- don’t double dip: finger dip, applying to the lips, another finger dip, applying to the lips, you can see where that goes wrong (guilty).
- if the smell looks colour or texture of a product changes, throw it away.
Extra: how to clean your makeup
Since I’m an immunocompromised person I tend to pay a lot of attention to this, skin infection is not new to me but it’s better since I clean my makeup and brushes often.
After I used my brushes I give them a quick wipe down with brush wipes (makeup remover wipes are also fine I think) but the brush wipes are cheaper over here.
Every week: I clean my brushes with a brush cleaner diluted with water, you can make it yourself quite easily I imagine, but again the ingredients are more expensive than the brush cleaner over here.
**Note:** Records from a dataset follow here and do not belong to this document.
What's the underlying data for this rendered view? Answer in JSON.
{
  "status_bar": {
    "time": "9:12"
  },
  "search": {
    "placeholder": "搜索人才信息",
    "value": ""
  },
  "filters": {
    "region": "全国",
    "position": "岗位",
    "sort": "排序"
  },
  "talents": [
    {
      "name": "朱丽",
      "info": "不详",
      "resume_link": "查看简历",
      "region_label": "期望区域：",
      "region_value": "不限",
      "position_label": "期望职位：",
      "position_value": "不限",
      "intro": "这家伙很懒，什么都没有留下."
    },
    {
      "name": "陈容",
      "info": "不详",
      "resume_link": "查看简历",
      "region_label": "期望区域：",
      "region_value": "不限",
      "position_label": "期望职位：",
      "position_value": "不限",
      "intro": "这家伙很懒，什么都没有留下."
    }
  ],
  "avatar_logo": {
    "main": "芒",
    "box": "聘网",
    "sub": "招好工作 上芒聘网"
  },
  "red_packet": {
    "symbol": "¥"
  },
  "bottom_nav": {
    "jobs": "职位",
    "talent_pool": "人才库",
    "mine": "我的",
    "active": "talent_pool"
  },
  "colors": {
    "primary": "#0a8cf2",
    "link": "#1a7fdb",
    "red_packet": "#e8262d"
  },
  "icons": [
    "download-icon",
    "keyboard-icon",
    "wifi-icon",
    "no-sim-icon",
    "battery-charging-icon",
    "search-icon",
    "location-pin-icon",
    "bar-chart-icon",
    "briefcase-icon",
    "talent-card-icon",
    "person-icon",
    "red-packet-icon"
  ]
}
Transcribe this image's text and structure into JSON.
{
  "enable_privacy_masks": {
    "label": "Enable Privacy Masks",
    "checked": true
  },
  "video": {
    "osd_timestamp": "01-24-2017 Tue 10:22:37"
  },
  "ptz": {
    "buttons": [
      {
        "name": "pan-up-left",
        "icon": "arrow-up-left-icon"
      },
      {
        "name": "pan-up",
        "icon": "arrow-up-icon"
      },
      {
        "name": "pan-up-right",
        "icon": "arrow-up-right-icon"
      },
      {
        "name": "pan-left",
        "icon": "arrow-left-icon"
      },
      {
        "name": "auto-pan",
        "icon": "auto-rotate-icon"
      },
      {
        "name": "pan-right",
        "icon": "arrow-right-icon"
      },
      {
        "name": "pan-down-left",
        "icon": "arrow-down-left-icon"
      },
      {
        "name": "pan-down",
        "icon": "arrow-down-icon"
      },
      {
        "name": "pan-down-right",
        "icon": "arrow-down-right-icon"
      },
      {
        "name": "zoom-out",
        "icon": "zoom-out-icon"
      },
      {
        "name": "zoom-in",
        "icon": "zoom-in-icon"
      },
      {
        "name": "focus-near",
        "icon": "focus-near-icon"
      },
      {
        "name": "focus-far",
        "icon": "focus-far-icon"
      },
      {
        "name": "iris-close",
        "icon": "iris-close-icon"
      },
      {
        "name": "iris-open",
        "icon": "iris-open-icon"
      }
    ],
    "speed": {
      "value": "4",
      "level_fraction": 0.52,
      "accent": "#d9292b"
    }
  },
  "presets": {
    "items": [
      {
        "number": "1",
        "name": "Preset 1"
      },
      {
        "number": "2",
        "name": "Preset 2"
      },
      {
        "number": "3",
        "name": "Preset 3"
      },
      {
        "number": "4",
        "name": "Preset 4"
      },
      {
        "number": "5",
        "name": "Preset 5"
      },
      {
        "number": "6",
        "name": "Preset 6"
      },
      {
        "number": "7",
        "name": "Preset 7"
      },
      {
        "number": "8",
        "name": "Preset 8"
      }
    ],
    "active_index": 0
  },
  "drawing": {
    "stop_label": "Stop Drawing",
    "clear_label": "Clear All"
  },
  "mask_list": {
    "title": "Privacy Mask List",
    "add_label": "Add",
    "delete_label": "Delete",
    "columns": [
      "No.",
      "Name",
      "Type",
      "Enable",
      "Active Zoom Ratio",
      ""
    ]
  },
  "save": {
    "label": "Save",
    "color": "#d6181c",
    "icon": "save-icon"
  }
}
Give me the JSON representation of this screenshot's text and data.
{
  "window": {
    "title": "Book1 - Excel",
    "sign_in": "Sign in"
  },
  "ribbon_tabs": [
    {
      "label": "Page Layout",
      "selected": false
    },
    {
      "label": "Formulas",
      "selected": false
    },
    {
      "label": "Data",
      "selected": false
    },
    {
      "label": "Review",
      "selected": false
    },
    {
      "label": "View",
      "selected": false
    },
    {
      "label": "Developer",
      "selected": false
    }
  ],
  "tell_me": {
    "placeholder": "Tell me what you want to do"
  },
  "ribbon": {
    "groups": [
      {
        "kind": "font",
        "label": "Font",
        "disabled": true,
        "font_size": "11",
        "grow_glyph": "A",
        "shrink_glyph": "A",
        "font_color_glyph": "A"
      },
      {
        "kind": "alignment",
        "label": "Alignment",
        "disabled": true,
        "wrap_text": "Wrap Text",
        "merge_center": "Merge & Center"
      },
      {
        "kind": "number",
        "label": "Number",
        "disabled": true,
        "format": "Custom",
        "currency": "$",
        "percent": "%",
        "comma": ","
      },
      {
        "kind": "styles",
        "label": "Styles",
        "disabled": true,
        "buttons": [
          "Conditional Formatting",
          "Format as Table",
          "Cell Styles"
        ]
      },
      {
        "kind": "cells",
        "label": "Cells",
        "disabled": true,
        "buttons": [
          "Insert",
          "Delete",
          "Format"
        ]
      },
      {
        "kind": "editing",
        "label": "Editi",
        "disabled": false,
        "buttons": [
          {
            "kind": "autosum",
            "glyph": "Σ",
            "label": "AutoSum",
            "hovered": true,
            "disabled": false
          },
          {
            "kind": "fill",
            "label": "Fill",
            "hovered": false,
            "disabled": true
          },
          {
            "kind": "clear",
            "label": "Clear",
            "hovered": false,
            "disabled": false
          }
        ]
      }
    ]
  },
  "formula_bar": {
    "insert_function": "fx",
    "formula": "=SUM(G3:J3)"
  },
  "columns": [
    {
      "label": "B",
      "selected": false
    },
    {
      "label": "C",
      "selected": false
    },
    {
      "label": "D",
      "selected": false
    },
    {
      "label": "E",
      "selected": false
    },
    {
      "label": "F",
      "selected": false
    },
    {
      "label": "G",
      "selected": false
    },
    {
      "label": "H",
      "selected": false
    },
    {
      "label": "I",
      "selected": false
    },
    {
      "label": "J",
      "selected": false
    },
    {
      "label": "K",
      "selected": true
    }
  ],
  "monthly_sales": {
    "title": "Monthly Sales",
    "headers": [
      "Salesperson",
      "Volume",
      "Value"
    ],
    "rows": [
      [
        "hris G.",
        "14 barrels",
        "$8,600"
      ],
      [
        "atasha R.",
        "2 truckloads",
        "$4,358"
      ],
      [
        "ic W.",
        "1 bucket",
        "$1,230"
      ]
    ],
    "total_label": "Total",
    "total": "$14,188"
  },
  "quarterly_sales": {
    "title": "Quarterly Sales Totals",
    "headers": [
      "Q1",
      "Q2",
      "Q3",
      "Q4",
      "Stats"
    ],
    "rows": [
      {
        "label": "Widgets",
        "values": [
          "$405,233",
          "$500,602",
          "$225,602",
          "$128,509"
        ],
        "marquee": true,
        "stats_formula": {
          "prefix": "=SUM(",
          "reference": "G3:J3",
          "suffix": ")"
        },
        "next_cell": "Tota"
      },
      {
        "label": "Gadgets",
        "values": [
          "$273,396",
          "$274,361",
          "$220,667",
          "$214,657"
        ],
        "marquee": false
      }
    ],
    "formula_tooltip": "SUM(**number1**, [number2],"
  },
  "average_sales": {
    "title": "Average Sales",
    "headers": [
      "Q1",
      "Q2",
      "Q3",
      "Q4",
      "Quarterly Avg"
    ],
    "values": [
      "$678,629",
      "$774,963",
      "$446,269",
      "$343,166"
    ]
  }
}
I have 16 brushes it takes 10 minutes.
I think about which makeup I used this month and pick them out, I spray them (package and product) I use disinfectant alcohol 70% from hansaplast but really any brand is fine, if it has 70% alcohol and is meant for use on the skin (the chemists can sneak some out of the lab, but this advice is for the people that don’t have 5 litres of alcohol in their locker). Spray it on the product with a spray bottle and wipe it clean with a tissue, some product will be lost but it will be cleaner than it was before. This works for all powder products, for creams you have to scoop the top layer off, I’m sorry. You can spray lipsticks and wipe them down, product will be lost, but I’d rather loose product than get an infection.
While some products pose a health risk, most of them are safe, and even if there is a health risk most of us won’t get ill our immune system will protect us. Still a bit of caution may be needed to prevent skin issues like infections, acne… if you don’t have a good immunesystem. Disinfecting your products and brushes is not a bad idea every now and then, no need to be so frantic about it as I am (I’m crazy I know).
Thanks for reading! Let me know what you think!